Your answer must be an exact copy of the records, with no pictures included.

::: Dataset records :::

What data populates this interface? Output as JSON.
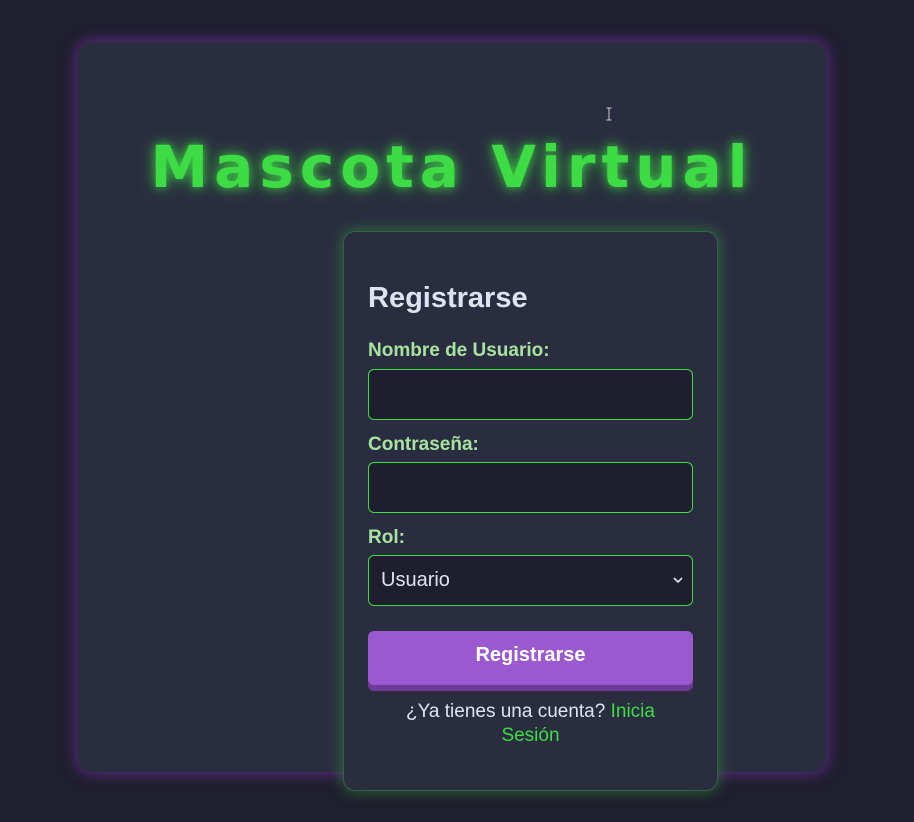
{
  "app": {
    "title": "Mascota Virtual"
  },
  "form": {
    "heading": "Registrarse",
    "username_label": "Nombre de Usuario:",
    "username_value": "",
    "password_label": "Contraseña:",
    "password_value": "",
    "role_label": "Rol:",
    "role_selected": "Usuario",
    "submit_label": "Registrarse",
    "footer_prompt": "¿Ya tienes una cuenta?",
    "login_link": "Inicia Sesión"
  },
  "icons": {
    "select_arrow": "chevron-down-icon",
    "cursor": "text-cursor-icon"
  },
  "colors": {
    "background": "#1f1f2e",
    "panel": "#2a2d3f",
    "accent_green": "#3ddc45",
    "label_green": "#a6e3a1",
    "button_purple": "#9b59d0",
    "panel_glow_purple": "#8c32c8",
    "text_light": "#dfe3f0",
    "input_bg": "#1e1e2e"
  }
}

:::

_Solution to this task_
What data populates this interface? Output as JSON.
{
  "app": {
    "title": "Mascota Virtual"
  },
  "form": {
    "heading": "Registrarse",
    "username_label": "Nombre de Usuario:",
    "username_value": "",
    "password_label": "Contraseña:",
    "password_value": "",
    "role_label": "Rol:",
    "role_selected": "Usuario",
    "submit_label": "Registrarse",
    "footer_prompt": "¿Ya tienes una cuenta?",
    "login_link": "Inicia Sesión"
  },
  "icons": {
    "select_arrow": "chevron-down-icon",
    "cursor": "text-cursor-icon"
  },
  "colors": {
    "background": "#1f1f2e",
    "panel": "#2a2d3f",
    "accent_green": "#3ddc45",
    "label_green": "#a6e3a1",
    "button_purple": "#9b59d0",
    "panel_glow_purple": "#8c32c8",
    "text_light": "#dfe3f0",
    "input_bg": "#1e1e2e"
  }
}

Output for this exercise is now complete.